▼
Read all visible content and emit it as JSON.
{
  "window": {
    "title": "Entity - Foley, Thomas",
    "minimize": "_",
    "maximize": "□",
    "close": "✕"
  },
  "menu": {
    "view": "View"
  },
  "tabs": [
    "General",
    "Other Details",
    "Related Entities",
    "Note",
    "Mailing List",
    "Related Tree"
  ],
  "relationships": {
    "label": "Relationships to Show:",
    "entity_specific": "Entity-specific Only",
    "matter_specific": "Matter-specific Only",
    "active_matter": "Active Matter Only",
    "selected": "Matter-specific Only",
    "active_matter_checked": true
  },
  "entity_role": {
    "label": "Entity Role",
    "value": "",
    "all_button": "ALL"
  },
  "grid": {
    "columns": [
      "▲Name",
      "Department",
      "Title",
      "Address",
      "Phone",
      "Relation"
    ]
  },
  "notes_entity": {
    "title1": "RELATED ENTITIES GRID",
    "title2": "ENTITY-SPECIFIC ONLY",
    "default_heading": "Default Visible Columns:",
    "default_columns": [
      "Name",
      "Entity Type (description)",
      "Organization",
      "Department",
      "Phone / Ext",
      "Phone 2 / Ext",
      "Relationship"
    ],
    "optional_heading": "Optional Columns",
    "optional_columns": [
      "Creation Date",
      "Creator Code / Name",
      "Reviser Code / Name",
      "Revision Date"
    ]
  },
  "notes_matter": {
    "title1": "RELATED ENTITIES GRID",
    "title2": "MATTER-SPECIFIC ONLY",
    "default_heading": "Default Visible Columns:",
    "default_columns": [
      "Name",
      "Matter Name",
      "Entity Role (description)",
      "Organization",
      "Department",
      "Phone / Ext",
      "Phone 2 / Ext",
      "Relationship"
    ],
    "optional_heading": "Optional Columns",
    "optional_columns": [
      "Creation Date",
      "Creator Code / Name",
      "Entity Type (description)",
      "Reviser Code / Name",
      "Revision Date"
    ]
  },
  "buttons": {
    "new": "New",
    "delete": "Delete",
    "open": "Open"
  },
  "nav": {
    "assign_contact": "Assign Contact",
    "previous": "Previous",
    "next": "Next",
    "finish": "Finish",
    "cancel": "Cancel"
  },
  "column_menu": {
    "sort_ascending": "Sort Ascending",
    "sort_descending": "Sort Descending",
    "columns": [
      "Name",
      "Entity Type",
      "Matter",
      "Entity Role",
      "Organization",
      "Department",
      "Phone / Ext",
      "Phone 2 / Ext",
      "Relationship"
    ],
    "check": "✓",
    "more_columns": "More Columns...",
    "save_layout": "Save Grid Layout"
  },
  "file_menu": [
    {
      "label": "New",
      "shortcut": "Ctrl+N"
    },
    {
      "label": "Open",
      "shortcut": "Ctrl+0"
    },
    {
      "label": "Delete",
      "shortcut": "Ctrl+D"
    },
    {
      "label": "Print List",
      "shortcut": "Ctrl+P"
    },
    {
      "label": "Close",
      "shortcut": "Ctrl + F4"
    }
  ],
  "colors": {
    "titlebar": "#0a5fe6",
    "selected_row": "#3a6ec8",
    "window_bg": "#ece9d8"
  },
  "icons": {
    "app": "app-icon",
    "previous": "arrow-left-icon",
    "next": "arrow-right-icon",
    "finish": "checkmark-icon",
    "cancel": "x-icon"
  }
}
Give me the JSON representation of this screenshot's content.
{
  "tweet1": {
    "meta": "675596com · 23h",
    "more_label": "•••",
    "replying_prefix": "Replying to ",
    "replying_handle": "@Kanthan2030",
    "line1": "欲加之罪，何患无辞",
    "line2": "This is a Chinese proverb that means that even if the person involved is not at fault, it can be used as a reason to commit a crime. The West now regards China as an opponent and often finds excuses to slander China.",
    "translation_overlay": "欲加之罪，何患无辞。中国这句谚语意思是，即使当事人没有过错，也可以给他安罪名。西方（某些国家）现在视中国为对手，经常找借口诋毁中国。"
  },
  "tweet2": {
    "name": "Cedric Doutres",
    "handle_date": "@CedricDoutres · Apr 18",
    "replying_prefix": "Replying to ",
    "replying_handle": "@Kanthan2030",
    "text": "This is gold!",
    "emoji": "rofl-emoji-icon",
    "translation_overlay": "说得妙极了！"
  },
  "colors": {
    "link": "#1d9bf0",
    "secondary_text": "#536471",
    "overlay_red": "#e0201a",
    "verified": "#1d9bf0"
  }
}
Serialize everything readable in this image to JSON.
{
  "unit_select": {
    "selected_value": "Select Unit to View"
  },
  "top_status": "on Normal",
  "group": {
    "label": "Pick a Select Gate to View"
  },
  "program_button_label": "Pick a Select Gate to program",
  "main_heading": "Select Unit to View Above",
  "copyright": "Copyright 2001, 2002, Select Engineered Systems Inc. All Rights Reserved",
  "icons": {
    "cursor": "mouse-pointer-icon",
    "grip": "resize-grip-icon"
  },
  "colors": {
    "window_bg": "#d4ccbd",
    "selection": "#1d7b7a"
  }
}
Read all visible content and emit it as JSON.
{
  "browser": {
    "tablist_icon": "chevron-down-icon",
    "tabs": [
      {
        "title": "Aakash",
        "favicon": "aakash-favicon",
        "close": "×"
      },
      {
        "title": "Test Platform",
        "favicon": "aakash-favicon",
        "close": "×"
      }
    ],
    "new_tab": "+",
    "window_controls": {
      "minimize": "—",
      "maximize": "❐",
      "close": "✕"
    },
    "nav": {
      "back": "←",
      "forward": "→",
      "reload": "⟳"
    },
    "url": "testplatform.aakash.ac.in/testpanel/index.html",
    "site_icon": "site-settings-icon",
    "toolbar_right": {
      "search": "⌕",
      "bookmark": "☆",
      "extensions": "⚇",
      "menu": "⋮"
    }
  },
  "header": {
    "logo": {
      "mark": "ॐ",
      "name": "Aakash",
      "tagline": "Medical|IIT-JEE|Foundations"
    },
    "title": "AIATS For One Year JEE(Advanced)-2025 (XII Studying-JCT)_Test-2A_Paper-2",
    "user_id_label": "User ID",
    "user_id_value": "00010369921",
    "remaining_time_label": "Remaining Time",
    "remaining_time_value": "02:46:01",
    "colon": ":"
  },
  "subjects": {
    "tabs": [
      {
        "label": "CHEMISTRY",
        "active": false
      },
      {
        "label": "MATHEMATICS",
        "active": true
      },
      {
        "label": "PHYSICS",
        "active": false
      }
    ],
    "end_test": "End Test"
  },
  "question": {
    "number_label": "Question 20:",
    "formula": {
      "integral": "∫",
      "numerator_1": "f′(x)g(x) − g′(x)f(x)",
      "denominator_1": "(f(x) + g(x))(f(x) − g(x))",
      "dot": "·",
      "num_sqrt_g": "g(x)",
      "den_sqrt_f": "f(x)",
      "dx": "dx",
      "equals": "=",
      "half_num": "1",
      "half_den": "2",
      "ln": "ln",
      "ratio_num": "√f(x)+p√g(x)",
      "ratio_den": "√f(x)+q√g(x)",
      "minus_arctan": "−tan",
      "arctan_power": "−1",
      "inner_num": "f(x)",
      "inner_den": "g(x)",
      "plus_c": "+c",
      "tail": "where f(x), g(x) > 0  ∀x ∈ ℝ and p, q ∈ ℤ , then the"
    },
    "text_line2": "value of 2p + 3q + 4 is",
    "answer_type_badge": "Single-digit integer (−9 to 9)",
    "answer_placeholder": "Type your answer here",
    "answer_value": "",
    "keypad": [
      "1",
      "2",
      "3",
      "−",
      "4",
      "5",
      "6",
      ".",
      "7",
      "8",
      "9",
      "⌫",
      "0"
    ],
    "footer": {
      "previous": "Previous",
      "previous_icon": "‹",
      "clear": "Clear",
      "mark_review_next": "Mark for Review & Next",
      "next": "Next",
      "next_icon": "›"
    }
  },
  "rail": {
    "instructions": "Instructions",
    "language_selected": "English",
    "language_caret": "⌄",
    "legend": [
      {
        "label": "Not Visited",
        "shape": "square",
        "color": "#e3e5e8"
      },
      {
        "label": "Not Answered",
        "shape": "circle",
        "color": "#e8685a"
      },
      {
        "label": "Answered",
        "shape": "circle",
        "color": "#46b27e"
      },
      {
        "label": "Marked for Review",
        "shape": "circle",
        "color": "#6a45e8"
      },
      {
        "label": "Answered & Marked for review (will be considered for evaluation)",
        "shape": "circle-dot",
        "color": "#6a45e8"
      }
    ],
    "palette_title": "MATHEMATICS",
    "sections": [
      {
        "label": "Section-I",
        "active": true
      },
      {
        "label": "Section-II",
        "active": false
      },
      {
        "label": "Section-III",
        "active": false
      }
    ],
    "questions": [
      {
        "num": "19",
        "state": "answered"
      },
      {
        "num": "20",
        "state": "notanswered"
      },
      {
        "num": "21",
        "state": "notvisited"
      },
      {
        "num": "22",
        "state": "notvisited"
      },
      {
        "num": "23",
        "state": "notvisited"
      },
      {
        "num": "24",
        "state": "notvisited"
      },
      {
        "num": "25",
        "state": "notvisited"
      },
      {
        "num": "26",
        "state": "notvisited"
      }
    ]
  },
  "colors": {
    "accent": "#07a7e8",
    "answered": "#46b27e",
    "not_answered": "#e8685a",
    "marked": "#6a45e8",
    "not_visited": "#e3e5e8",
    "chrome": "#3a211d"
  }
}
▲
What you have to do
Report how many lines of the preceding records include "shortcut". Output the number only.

The completed task
5